Every line of the listing must be repeated in the answer without alteration.

BEGIN

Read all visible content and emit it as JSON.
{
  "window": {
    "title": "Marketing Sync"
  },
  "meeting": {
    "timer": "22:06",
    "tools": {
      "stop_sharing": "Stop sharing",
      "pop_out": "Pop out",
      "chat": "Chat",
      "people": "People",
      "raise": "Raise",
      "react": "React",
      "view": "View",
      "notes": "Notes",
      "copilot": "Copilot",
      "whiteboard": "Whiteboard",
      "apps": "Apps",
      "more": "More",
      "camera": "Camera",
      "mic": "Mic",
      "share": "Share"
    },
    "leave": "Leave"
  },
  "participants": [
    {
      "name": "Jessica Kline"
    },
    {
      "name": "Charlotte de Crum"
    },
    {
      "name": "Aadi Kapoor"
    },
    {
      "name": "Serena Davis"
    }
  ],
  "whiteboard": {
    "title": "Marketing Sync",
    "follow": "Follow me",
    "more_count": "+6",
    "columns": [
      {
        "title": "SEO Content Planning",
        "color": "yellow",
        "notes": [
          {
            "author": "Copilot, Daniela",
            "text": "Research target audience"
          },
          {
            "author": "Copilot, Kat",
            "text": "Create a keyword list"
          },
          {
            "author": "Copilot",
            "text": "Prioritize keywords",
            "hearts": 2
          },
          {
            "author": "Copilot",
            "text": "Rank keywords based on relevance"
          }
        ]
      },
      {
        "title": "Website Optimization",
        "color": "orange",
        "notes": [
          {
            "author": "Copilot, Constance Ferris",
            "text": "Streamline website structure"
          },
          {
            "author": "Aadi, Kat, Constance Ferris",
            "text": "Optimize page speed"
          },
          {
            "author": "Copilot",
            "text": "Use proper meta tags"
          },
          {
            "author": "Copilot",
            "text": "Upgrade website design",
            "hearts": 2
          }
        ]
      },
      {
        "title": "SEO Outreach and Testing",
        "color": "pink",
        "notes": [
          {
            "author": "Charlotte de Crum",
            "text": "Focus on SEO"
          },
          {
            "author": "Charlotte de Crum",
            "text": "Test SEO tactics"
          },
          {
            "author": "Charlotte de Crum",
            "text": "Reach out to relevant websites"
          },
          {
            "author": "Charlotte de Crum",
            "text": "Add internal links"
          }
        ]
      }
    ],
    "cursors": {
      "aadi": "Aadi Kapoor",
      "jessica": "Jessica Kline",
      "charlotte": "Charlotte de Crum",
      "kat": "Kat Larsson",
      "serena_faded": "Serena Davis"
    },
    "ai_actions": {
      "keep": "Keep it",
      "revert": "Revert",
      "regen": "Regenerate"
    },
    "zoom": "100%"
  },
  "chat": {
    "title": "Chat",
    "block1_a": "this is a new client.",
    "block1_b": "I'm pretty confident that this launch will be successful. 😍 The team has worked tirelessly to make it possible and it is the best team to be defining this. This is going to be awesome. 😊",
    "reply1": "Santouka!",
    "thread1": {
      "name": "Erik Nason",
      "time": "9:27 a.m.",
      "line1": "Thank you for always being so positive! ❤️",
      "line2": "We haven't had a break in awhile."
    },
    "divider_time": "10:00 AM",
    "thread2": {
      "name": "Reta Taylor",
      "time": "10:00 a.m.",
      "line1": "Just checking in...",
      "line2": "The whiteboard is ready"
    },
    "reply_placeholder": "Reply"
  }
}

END

# Response area:
Read all visible content and emit it as JSON.
{
  "window": {
    "title": "Marketing Sync"
  },
  "meeting": {
    "timer": "22:06",
    "tools": {
      "stop_sharing": "Stop sharing",
      "pop_out": "Pop out",
      "chat": "Chat",
      "people": "People",
      "raise": "Raise",
      "react": "React",
      "view": "View",
      "notes": "Notes",
      "copilot": "Copilot",
      "whiteboard": "Whiteboard",
      "apps": "Apps",
      "more": "More",
      "camera": "Camera",
      "mic": "Mic",
      "share": "Share"
    },
    "leave": "Leave"
  },
  "participants": [
    {
      "name": "Jessica Kline"
    },
    {
      "name": "Charlotte de Crum"
    },
    {
      "name": "Aadi Kapoor"
    },
    {
      "name": "Serena Davis"
    }
  ],
  "whiteboard": {
    "title": "Marketing Sync",
    "follow": "Follow me",
    "more_count": "+6",
    "columns": [
      {
        "title": "SEO Content Planning",
        "color": "yellow",
        "notes": [
          {
            "author": "Copilot, Daniela",
            "text": "Research target audience"
          },
          {
            "author": "Copilot, Kat",
            "text": "Create a keyword list"
          },
          {
            "author": "Copilot",
            "text": "Prioritize keywords",
            "hearts": 2
          },
          {
            "author": "Copilot",
            "text": "Rank keywords based on relevance"
          }
        ]
      },
      {
        "title": "Website Optimization",
        "color": "orange",
        "notes": [
          {
            "author": "Copilot, Constance Ferris",
            "text": "Streamline website structure"
          },
          {
            "author": "Aadi, Kat, Constance Ferris",
            "text": "Optimize page speed"
          },
          {
            "author": "Copilot",
            "text": "Use proper meta tags"
          },
          {
            "author": "Copilot",
            "text": "Upgrade website design",
            "hearts": 2
          }
        ]
      },
      {
        "title": "SEO Outreach and Testing",
        "color": "pink",
        "notes": [
          {
            "author": "Charlotte de Crum",
            "text": "Focus on SEO"
          },
          {
            "author": "Charlotte de Crum",
            "text": "Test SEO tactics"
          },
          {
            "author": "Charlotte de Crum",
            "text": "Reach out to relevant websites"
          },
          {
            "author": "Charlotte de Crum",
            "text": "Add internal links"
          }
        ]
      }
    ],
    "cursors": {
      "aadi": "Aadi Kapoor",
      "jessica": "Jessica Kline",
      "charlotte": "Charlotte de Crum",
      "kat": "Kat Larsson",
      "serena_faded": "Serena Davis"
    },
    "ai_actions": {
      "keep": "Keep it",
      "revert": "Revert",
      "regen": "Regenerate"
    },
    "zoom": "100%"
  },
  "chat": {
    "title": "Chat",
    "block1_a": "this is a new client.",
    "block1_b": "I'm pretty confident that this launch will be successful. 😍 The team has worked tirelessly to make it possible and it is the best team to be defining this. This is going to be awesome. 😊",
    "reply1": "Santouka!",
    "thread1": {
      "name": "Erik Nason",
      "time": "9:27 a.m.",
      "line1": "Thank you for always being so positive! ❤️",
      "line2": "We haven't had a break in awhile."
    },
    "divider_time": "10:00 AM",
    "thread2": {
      "name": "Reta Taylor",
      "time": "10:00 a.m.",
      "line1": "Just checking in...",
      "line2": "The whiteboard is ready"
    },
    "reply_placeholder": "Reply"
  }
}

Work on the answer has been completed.